Amongst its carpenters, joiners, builders, engineers and architects, France certainly possesses the savoir-faire to meet the challenges of high-rise wood construction. “Although France had lagged behind such places as Switzerland, Canada and the Nordic countries, it has now repositioned itself as a world leader in terms of timber usage strategy in an environment dominated by concrete,” asserts Patrick Molinié. The big players in the construction industry such as Eiffage and de Vinci (already well established in the timber sector with its Arbonis subsidiary) are restructuring in order to respond to this market. For example, Bouygues has launched Bouygues Construction Bois in Ile-de-France and mainstays of the timber industry, such as Mathis, are moving further into general contracting.” In addition, the last decade has seen the emergence of specialist operators such as Techniwood, founded in 2010, and Woodeum, created in 2013, which are developing wood-based technologies to take buildings even higher. These include cross-laminated timber or CLT (a material first developed in 1947 by French engineer Pierre Gauthier), timber frame, and post and beam structures. Woodeum has chosen to use CLT because “its robust structural properties mean that wood panels of up to 20 metres by 3 metres can now be used,” explains Philippe Zivkovic. CLT panels are used for load-bearing walls and floors, although basements must still be made from concrete. CLT also has very good resistance to fire because it does not burn below a temperature of 400°, as well as excellent thermal insulation properties. Hence it generates considerable cost savings compared with heating a concrete building”. Meanwhile, Techniwood offers various technical solutions (CLT, wood framework, and frame) and has invested heavily in research and development. It has developed a material called Panobloc®, a breakthrough innovation comprising cross-fold latticed panels composed of several layers of timber crossed at 90° and shifted. It is effectively a new type of cross-laminated timber: CLTi (the “i” standing for insulation). Panobloc® will be used to build the Silva tower in Bordeaux.

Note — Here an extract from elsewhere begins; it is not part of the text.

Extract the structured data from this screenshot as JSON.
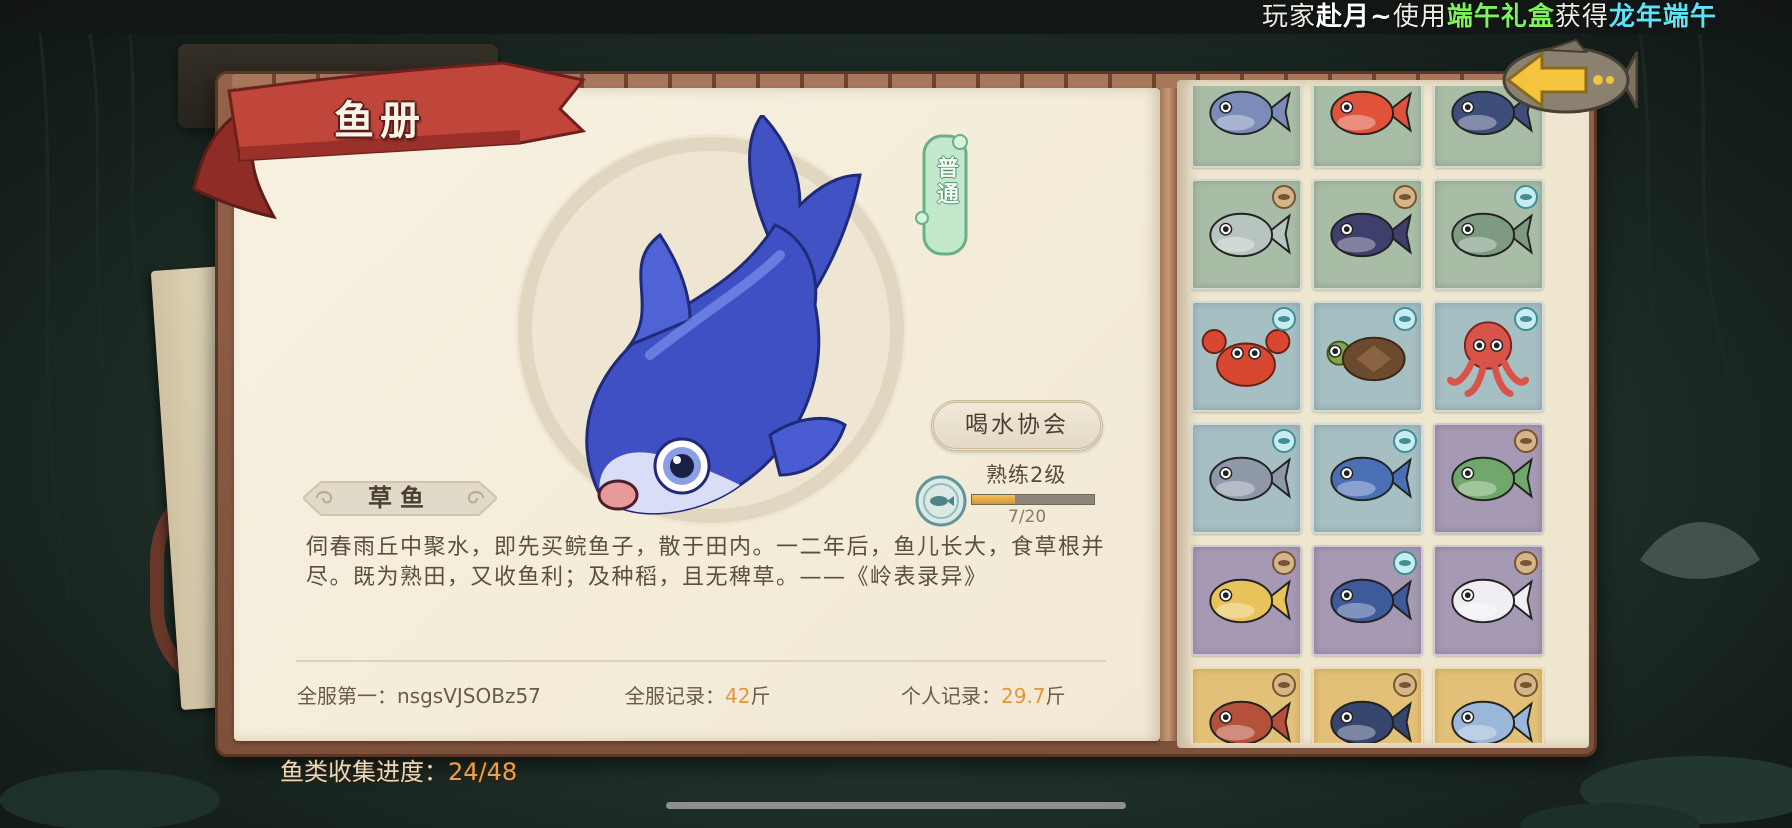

Hyperion – France’s tallest high-rise wood building
The 18-storey Hyperion tower in Bordeaux will rise to a height of 57 metres including 82 apartments assembled as if they were houses around a “vertical street”. It will be constructed using a wooden post and beam structure, with floors and walls made from CLT. This will ensure “mutability of housing and the building’s security,” explains the project’s designer Jean-Paul Viguier & Associates. The building’s central core and first three stories will be made from concrete. On February 7 during a round table event at the ‘Maison de l’architecture d’Ile-de-France’, Jean-Paul Viguier told delegates: “this is not just about one tower made of wood. This project will regenerate the whole neighbourhood of Saint-Jean Belcier, bringing together new retail, residential and office spaces with integrated parking.” He adds: “at the event, we focussed on wood because of its avant-garde aesthetic and artistic qualities, and also because wood undeniably creates a better environment for living.”
In terms of the environment, Hyperion has inaugurated a new generation of exceptionally low-carbon footprint buildings. The lightness and rigidity of solid wood CLT, combined with the robustness of glue-laminated wood and laminated veneer lumber, have provided a means of overcoming the technical challenges of height.